I just got done listening to Coraline on cd and enjoyed it very much. (I'd read the book last year but had to briefly give up on my struggle with the library to discover where they'd hidden the audio book while I went back to school.) In particular, the cat was just so much more *so*, and the bit with the Other Father in the basement was vastly more creepy than I'd remembered it. Have you thought about recording any more of your books? I suppose, considering that Coraline took up three cds and wasn't a very long book to begin with, that an unabriged version of, say, American Gods would be a significant project. (I checked some of the archives to see if you'd mentioned this before, but I'm almost certain I've managed to completely miss a handy search feature that would make the process simpler.) You have a wonderful speaking voice, and those of us trapped in North Dakota (*neighborly next-state-over wave*) don't have much of a chance to go to a reading when you're out on tour.

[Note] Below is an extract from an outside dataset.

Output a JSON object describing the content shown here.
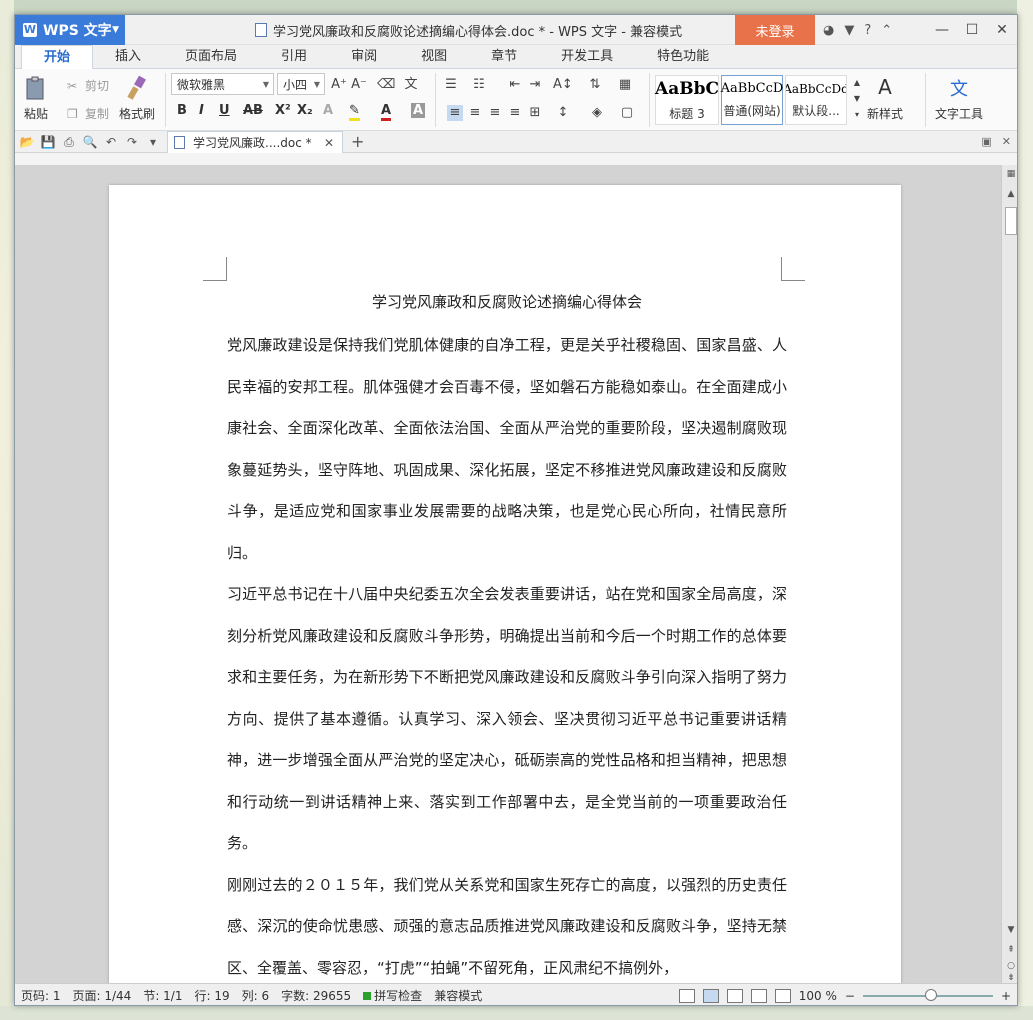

I decided not to do American Gods because I sound more or less English, and I wanted it to be read by someone who sounded American. So there is an excellent American Gods unabridged audio, which you can buy on cassette, or get through your library (or rent -- I just googled and found it rentable at It's read by George Guidall. Some libraries have it on CD, although it's never been commercially released on CD. And while it was out and downloadable through and itunes for a short time, it seems to have vanished now.

There are short stories read by me on CD. WARNING:CONTAINS LANGUAGE is a double CD with anumber of tracks on, including Chivalry, Babycakes, Nicholas Was..., Cold Colours, Troll Bridge, The White Road, and Banshee.

TELLING TALES is a single CD with A Writer's Prayer, Harlequin Valentine, Boys and Girls Together, The Wedding Present, and In The End. They're both from DreamHaven.

The NEIL GAIMAN AUDIO COLLECTION is the new CD coming from Harper Collins -- it contains The Day I Swapped My Dad For Two Goldfish, The Wolves in the Walls, Cinnamon and Crazy Hair. And my daughter Maddy is going to interview me for it as well, which should be fun. (The reading of TDISMDF2G will also come with the new Harpers edition of Goldfish.)

Here's the cover of the Audio Collection:

There's also a CD (which doesn't have a title yet) coming out from DreamHaven later in the year, with The Price, Daughter of Owls, Shoggoth's Old Peculiar and the Facts in the Case of the Disapperance of Miss Finch on it.

I'd love to read an audio of Stardust, and an unabridged audio of Neverwhere (I hate the fact that the current audio of Neverwhere, although really well read by Gary Bakewell, with Eno music, is extremely abridged -- less than a third the length of the book.) I don't know that I'll be able to persuade Harpers to do them, though -- their attitude is that it's much easier to sell audio books when there's a new book coming out. They may well be right.


I put up a few links on Where's Neil to the Mocca Harvey Awards (I'm the keynote speaker) and Mythcon (I'm G of H), and will write something more about the Harveys and Mocca next post...

And so to bed. G'night.